As Johnny Rotten said, ‘never trust a hippy.’ As a child of the punk wars I’ve long been disdainful of the concept and apparent reality of hippiedom.
Being an admittedly uptight, straitlaced Englishman, it probably won’t surprise you when I say I’ve never aspired to getting stoned, naked and covered in mud in a random field (not that there’s anything wrong with that per se). However what I can totally get behind is a possibly heroic struggle to break out of artificial social constructs and to strive to build a better and fairer society. Especially when that struggle is against overwhelming odds and all pervasive bone crushing cynicism.

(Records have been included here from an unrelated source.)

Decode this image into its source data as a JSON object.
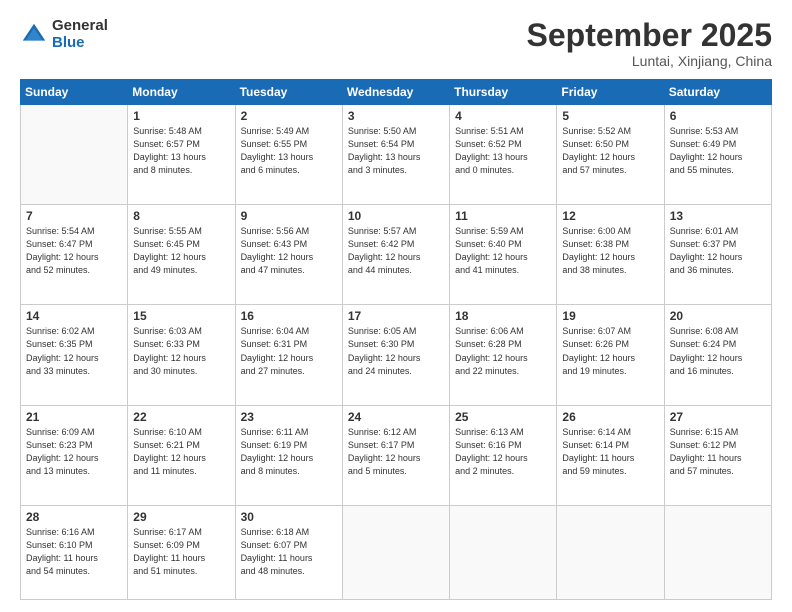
{
  "logo": {
    "general": "General",
    "blue": "Blue"
  },
  "header": {
    "month": "September 2025",
    "location": "Luntai, Xinjiang, China"
  },
  "weekdays": [
    "Sunday",
    "Monday",
    "Tuesday",
    "Wednesday",
    "Thursday",
    "Friday",
    "Saturday"
  ],
  "weeks": [
    [
      {
        "day": "",
        "info": ""
      },
      {
        "day": "1",
        "info": "Sunrise: 5:48 AM\nSunset: 6:57 PM\nDaylight: 13 hours\nand 8 minutes."
      },
      {
        "day": "2",
        "info": "Sunrise: 5:49 AM\nSunset: 6:55 PM\nDaylight: 13 hours\nand 6 minutes."
      },
      {
        "day": "3",
        "info": "Sunrise: 5:50 AM\nSunset: 6:54 PM\nDaylight: 13 hours\nand 3 minutes."
      },
      {
        "day": "4",
        "info": "Sunrise: 5:51 AM\nSunset: 6:52 PM\nDaylight: 13 hours\nand 0 minutes."
      },
      {
        "day": "5",
        "info": "Sunrise: 5:52 AM\nSunset: 6:50 PM\nDaylight: 12 hours\nand 57 minutes."
      },
      {
        "day": "6",
        "info": "Sunrise: 5:53 AM\nSunset: 6:49 PM\nDaylight: 12 hours\nand 55 minutes."
      }
    ],
    [
      {
        "day": "7",
        "info": "Sunrise: 5:54 AM\nSunset: 6:47 PM\nDaylight: 12 hours\nand 52 minutes."
      },
      {
        "day": "8",
        "info": "Sunrise: 5:55 AM\nSunset: 6:45 PM\nDaylight: 12 hours\nand 49 minutes."
      },
      {
        "day": "9",
        "info": "Sunrise: 5:56 AM\nSunset: 6:43 PM\nDaylight: 12 hours\nand 47 minutes."
      },
      {
        "day": "10",
        "info": "Sunrise: 5:57 AM\nSunset: 6:42 PM\nDaylight: 12 hours\nand 44 minutes."
      },
      {
        "day": "11",
        "info": "Sunrise: 5:59 AM\nSunset: 6:40 PM\nDaylight: 12 hours\nand 41 minutes."
      },
      {
        "day": "12",
        "info": "Sunrise: 6:00 AM\nSunset: 6:38 PM\nDaylight: 12 hours\nand 38 minutes."
      },
      {
        "day": "13",
        "info": "Sunrise: 6:01 AM\nSunset: 6:37 PM\nDaylight: 12 hours\nand 36 minutes."
      }
    ],
    [
      {
        "day": "14",
        "info": "Sunrise: 6:02 AM\nSunset: 6:35 PM\nDaylight: 12 hours\nand 33 minutes."
      },
      {
        "day": "15",
        "info": "Sunrise: 6:03 AM\nSunset: 6:33 PM\nDaylight: 12 hours\nand 30 minutes."
      },
      {
        "day": "16",
        "info": "Sunrise: 6:04 AM\nSunset: 6:31 PM\nDaylight: 12 hours\nand 27 minutes."
      },
      {
        "day": "17",
        "info": "Sunrise: 6:05 AM\nSunset: 6:30 PM\nDaylight: 12 hours\nand 24 minutes."
      },
      {
        "day": "18",
        "info": "Sunrise: 6:06 AM\nSunset: 6:28 PM\nDaylight: 12 hours\nand 22 minutes."
      },
      {
        "day": "19",
        "info": "Sunrise: 6:07 AM\nSunset: 6:26 PM\nDaylight: 12 hours\nand 19 minutes."
      },
      {
        "day": "20",
        "info": "Sunrise: 6:08 AM\nSunset: 6:24 PM\nDaylight: 12 hours\nand 16 minutes."
      }
    ],
    [
      {
        "day": "21",
        "info": "Sunrise: 6:09 AM\nSunset: 6:23 PM\nDaylight: 12 hours\nand 13 minutes."
      },
      {
        "day": "22",
        "info": "Sunrise: 6:10 AM\nSunset: 6:21 PM\nDaylight: 12 hours\nand 11 minutes."
      },
      {
        "day": "23",
        "info": "Sunrise: 6:11 AM\nSunset: 6:19 PM\nDaylight: 12 hours\nand 8 minutes."
      },
      {
        "day": "24",
        "info": "Sunrise: 6:12 AM\nSunset: 6:17 PM\nDaylight: 12 hours\nand 5 minutes."
      },
      {
        "day": "25",
        "info": "Sunrise: 6:13 AM\nSunset: 6:16 PM\nDaylight: 12 hours\nand 2 minutes."
      },
      {
        "day": "26",
        "info": "Sunrise: 6:14 AM\nSunset: 6:14 PM\nDaylight: 11 hours\nand 59 minutes."
      },
      {
        "day": "27",
        "info": "Sunrise: 6:15 AM\nSunset: 6:12 PM\nDaylight: 11 hours\nand 57 minutes."
      }
    ],
    [
      {
        "day": "28",
        "info": "Sunrise: 6:16 AM\nSunset: 6:10 PM\nDaylight: 11 hours\nand 54 minutes."
      },
      {
        "day": "29",
        "info": "Sunrise: 6:17 AM\nSunset: 6:09 PM\nDaylight: 11 hours\nand 51 minutes."
      },
      {
        "day": "30",
        "info": "Sunrise: 6:18 AM\nSunset: 6:07 PM\nDaylight: 11 hours\nand 48 minutes."
      },
      {
        "day": "",
        "info": ""
      },
      {
        "day": "",
        "info": ""
      },
      {
        "day": "",
        "info": ""
      },
      {
        "day": "",
        "info": ""
      }
    ]
  ]
}
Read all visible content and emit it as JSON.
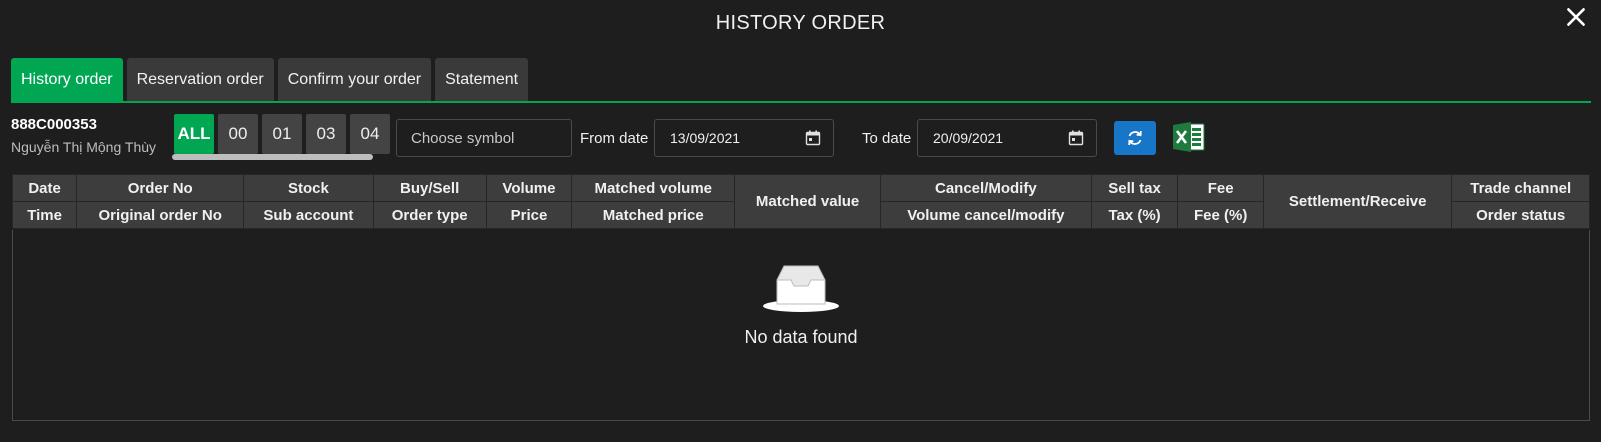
{
  "window": {
    "title": "HISTORY ORDER",
    "close_icon": "close-icon"
  },
  "tabs": [
    {
      "label": "History order",
      "active": true
    },
    {
      "label": "Reservation order",
      "active": false
    },
    {
      "label": "Confirm your order",
      "active": false
    },
    {
      "label": "Statement",
      "active": false
    }
  ],
  "account": {
    "id": "888C000353",
    "name": "Nguyễn Thị Mộng Thùy"
  },
  "sub_accounts": [
    "ALL",
    "00",
    "01",
    "03",
    "04"
  ],
  "filters": {
    "symbol_placeholder": "Choose symbol",
    "from_label": "From date",
    "from_value": "13/09/2021",
    "to_label": "To date",
    "to_value": "20/09/2021"
  },
  "table": {
    "row1": [
      "Date",
      "Order No",
      "Stock",
      "Buy/Sell",
      "Volume",
      "Matched volume",
      "Matched value",
      "Cancel/Modify",
      "Sell tax",
      "Fee",
      "Settlement/Receive",
      "Trade channel"
    ],
    "row2": [
      "Time",
      "Original order No",
      "Sub account",
      "Order type",
      "Price",
      "Matched price",
      "Volume cancel/modify",
      "Tax (%)",
      "Fee (%)",
      "Order status"
    ],
    "empty_text": "No data found"
  },
  "colors": {
    "accent": "#00a651",
    "refresh": "#1776c8",
    "excel": "#1f7a3e"
  }
}
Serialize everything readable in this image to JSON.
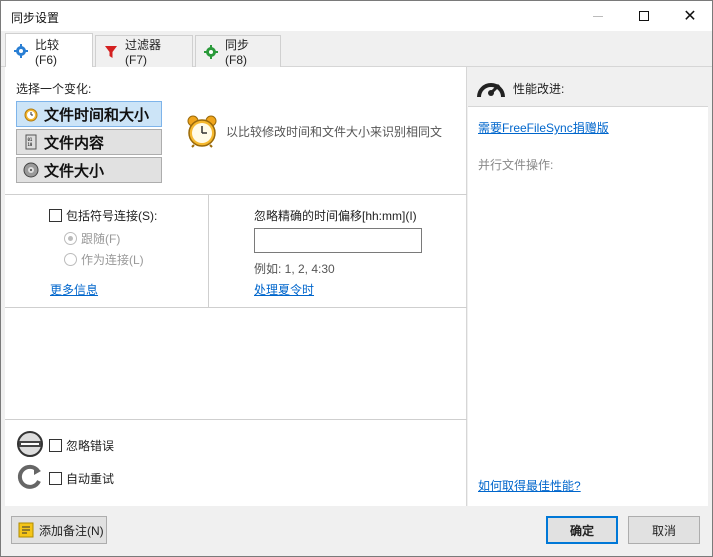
{
  "window": {
    "title": "同步设置"
  },
  "titlebar": {
    "minimize_icon": "minimize-icon",
    "maximize_icon": "maximize-icon",
    "close_icon": "close-icon"
  },
  "tabs": [
    {
      "label": "比较 (F6)",
      "icon": "gear-icon",
      "active": true
    },
    {
      "label": "过滤器 (F7)",
      "icon": "filter-icon",
      "active": false
    },
    {
      "label": "同步 (F8)",
      "icon": "gear-green-icon",
      "active": false
    }
  ],
  "compare": {
    "choose_label": "选择一个变化:",
    "variants": [
      {
        "label": "文件时间和大小",
        "icon": "clock-icon",
        "selected": true
      },
      {
        "label": "文件内容",
        "icon": "file-content-icon",
        "selected": false
      },
      {
        "label": "文件大小",
        "icon": "disk-icon",
        "selected": false
      }
    ],
    "description": "以比较修改时间和文件大小来识别相同文",
    "symlinks": {
      "checkbox_label": "包括符号连接(S):",
      "radio_follow": "跟随(F)",
      "radio_as_link": "作为连接(L)",
      "more_info": "更多信息"
    },
    "time_shift": {
      "label": "忽略精确的时间偏移[hh:mm](I)",
      "value": "",
      "example": "例如: 1, 2, 4:30",
      "dst_link": "处理夏令时"
    },
    "ignore_errors": "忽略错误",
    "auto_retry": "自动重试"
  },
  "performance": {
    "title": "性能改进:",
    "donation_link": "需要FreeFileSync捐赠版",
    "parallel_ops": "并行文件操作:",
    "best_perf_link": "如何取得最佳性能?"
  },
  "footer": {
    "add_note": "添加备注(N)",
    "ok": "确定",
    "cancel": "取消"
  },
  "colors": {
    "link": "#0066cc",
    "selected_bg": "#cce4f7",
    "accent": "#0078d7"
  }
}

That it failed and is now something relegated to mockery and caricature shouldn’t mask the intensity with which it burned, even when now an air of melancholy hangs over those dim and distant days only seen in blurry footage of festivals and sit-down protests.
Dreams on Tape get that misty melancholy feeling and reflect it beautifully with the aptly titled, Nostalgia.
Floridian Jake Benfant was inspired by a documentary telling the story of Woodstock, not only that but he was hit by a genuine nostalgia for the skies the limit possibilities of an age he missed. It’s a relief to find someone taking inspiration from something outside the dull and blank verse that is so often the norm, there are multiple worlds of inspiration out there, go use them!
All this and more comes across perfectly in the fever dream-like Nostalgia.
From the flickering film projector sound effect opening, to the underwater glide of the reverb cloaked guitar line and the edge of distortion bass solo, this is wistful yearning in excelsis.
‘Nostalgia on my mind, keep slipping through time…’
Lie back and dream, it’s enough to make me almost trust a hippie.